What the task requires =>
What lines in the data below mention the string "傍晚时分"? Copy them out.

Exercise material =>
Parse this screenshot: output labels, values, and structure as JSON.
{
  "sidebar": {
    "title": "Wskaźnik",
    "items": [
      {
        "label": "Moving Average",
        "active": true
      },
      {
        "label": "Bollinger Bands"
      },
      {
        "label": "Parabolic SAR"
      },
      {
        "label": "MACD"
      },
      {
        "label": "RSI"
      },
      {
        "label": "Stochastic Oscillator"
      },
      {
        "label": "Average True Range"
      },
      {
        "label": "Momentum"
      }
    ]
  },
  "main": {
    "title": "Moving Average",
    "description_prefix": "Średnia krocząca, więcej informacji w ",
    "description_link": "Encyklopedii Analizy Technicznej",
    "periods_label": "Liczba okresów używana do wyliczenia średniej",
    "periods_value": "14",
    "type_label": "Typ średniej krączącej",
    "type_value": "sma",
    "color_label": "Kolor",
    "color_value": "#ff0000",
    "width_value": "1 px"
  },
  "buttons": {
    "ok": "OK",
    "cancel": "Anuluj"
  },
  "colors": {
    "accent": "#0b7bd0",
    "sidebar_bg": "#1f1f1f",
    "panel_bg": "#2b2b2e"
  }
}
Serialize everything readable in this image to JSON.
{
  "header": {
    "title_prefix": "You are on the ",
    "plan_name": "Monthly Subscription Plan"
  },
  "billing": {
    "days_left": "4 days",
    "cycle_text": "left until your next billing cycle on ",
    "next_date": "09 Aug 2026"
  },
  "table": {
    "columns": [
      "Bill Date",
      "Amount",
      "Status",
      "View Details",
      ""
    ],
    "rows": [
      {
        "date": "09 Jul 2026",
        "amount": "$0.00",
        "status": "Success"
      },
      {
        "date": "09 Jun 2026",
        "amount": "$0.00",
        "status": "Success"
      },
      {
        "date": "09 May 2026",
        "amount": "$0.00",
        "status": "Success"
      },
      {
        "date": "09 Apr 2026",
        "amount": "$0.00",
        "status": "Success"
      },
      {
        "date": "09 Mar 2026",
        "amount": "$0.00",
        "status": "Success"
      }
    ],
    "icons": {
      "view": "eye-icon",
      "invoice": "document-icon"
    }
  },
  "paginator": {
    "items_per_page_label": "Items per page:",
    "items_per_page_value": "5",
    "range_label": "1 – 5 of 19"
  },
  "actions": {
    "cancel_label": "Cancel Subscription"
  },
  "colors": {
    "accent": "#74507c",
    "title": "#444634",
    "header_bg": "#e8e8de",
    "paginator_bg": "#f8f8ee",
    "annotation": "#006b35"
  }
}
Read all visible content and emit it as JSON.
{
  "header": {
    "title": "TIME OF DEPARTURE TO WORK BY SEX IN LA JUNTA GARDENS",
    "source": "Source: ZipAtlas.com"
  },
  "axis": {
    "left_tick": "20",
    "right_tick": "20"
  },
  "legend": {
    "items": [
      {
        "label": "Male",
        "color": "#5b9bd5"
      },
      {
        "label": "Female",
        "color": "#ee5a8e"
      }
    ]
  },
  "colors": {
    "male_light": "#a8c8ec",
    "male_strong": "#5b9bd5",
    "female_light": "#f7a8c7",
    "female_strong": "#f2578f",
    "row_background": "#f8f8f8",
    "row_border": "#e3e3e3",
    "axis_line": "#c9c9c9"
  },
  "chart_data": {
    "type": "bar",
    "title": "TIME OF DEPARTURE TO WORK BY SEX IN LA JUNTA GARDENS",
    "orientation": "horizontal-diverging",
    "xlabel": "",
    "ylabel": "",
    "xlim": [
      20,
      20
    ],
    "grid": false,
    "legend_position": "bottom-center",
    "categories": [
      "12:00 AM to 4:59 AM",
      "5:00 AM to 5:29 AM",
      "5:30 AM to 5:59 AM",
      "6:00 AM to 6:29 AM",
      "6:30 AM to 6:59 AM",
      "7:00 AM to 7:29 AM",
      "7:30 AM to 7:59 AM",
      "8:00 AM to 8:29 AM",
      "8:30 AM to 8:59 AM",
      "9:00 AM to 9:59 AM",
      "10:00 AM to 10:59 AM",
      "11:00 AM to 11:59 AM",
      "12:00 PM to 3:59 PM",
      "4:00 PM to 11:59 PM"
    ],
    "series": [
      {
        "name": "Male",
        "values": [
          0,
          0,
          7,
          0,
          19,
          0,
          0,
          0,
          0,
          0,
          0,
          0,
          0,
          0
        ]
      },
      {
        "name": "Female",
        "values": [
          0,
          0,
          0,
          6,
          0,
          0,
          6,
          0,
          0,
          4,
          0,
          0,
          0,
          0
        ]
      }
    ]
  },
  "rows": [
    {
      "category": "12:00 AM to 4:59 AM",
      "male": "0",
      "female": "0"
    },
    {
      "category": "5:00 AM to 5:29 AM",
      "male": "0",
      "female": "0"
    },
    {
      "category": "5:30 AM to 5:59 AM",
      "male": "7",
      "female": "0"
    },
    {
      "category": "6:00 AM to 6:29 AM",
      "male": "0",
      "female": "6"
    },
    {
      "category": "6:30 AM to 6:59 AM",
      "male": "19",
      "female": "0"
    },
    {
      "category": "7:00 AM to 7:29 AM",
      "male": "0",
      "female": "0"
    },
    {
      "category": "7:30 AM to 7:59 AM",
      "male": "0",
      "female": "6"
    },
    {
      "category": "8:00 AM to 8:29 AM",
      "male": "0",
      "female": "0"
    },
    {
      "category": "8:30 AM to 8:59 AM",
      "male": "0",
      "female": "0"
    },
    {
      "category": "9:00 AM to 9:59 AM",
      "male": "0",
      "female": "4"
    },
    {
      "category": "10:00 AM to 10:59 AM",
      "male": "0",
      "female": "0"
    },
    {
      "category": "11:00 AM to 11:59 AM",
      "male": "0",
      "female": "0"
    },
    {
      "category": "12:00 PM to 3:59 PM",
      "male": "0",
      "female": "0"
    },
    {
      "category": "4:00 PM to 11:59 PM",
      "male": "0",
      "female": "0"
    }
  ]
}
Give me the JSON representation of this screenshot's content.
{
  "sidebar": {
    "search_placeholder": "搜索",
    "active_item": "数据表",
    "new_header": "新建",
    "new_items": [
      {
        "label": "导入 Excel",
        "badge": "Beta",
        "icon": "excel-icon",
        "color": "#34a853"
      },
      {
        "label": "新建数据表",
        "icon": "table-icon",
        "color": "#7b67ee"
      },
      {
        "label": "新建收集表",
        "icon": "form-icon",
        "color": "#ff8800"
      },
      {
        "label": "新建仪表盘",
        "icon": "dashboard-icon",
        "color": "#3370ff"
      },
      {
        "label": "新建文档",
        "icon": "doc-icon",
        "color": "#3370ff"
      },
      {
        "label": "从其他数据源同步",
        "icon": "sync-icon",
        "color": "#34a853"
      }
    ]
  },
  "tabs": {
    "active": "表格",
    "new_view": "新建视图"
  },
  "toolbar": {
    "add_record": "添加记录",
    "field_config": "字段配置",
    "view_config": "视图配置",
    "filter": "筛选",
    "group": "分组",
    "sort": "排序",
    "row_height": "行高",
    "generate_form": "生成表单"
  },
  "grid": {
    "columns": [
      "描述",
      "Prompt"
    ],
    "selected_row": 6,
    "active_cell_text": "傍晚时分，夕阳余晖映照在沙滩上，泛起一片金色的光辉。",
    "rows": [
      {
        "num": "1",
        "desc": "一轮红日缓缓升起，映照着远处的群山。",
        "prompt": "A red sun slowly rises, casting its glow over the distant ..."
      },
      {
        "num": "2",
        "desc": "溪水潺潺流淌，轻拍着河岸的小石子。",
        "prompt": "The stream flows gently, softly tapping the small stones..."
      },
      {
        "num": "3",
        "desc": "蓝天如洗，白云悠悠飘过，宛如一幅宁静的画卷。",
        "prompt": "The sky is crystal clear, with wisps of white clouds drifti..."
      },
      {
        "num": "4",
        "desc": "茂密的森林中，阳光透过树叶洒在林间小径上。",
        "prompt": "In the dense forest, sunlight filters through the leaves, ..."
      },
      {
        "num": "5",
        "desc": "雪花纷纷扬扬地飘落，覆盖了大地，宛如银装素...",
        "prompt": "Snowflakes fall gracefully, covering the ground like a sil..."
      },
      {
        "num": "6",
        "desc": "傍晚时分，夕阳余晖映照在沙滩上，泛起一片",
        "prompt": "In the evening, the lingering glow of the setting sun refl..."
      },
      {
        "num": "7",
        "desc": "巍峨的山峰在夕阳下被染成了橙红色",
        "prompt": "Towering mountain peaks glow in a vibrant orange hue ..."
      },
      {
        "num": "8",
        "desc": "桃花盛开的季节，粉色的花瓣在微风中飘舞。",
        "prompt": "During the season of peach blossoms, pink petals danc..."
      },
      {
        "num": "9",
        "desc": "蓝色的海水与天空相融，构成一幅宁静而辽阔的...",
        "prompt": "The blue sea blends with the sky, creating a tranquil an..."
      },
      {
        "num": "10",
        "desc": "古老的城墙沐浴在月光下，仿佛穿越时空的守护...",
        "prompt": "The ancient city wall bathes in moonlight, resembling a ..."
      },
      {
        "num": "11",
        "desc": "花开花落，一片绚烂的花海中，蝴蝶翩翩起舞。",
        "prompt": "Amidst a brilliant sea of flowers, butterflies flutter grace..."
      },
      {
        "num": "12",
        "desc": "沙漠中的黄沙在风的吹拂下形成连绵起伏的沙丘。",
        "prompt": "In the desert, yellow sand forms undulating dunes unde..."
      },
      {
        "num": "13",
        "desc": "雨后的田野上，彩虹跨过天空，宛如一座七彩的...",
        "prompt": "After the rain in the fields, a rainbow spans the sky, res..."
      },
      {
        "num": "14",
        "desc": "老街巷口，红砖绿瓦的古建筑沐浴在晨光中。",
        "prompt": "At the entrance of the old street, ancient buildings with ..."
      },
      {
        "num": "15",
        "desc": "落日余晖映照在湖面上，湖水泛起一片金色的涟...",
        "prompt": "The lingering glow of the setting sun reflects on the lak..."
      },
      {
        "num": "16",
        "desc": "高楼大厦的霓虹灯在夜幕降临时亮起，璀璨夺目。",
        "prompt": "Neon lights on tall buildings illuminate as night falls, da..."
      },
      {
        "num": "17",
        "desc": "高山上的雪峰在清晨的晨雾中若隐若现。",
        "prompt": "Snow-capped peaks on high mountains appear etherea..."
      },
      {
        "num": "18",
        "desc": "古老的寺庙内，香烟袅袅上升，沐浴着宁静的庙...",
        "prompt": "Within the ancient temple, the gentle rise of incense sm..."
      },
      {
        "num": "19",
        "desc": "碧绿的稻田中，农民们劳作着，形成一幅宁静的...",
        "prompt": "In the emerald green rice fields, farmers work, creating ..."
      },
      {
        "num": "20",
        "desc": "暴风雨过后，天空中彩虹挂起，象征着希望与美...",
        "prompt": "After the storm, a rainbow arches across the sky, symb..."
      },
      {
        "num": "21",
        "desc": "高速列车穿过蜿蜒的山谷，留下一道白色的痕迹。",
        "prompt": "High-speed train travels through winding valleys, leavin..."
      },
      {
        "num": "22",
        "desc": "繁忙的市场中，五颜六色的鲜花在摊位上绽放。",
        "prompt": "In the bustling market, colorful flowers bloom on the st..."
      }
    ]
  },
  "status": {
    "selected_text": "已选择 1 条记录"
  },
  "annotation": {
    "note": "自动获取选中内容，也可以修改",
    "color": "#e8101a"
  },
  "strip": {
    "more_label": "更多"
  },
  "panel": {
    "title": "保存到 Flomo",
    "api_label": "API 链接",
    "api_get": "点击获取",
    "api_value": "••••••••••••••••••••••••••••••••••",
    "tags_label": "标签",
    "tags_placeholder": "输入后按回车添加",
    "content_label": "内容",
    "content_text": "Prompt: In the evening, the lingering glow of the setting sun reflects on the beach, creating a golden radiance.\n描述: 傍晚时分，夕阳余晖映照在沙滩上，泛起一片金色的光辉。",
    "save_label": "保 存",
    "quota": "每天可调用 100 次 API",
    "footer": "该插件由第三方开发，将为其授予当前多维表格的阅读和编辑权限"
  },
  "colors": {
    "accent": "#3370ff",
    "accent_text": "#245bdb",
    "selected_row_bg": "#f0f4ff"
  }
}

Output for this exercise =>
    "active_cell_text": "傍晚时分，夕阳余晖映照在沙滩上，泛起一片金色的光辉。",
        "desc": "傍晚时分，夕阳余晖映照在沙滩上，泛起一片",
    "content_text": "Prompt: In the evening, the lingering glow of the setting sun reflects on the beach, creating a golden radiance.\n描述: 傍晚时分，夕阳余晖映照在沙滩上，泛起一片金色的光辉。",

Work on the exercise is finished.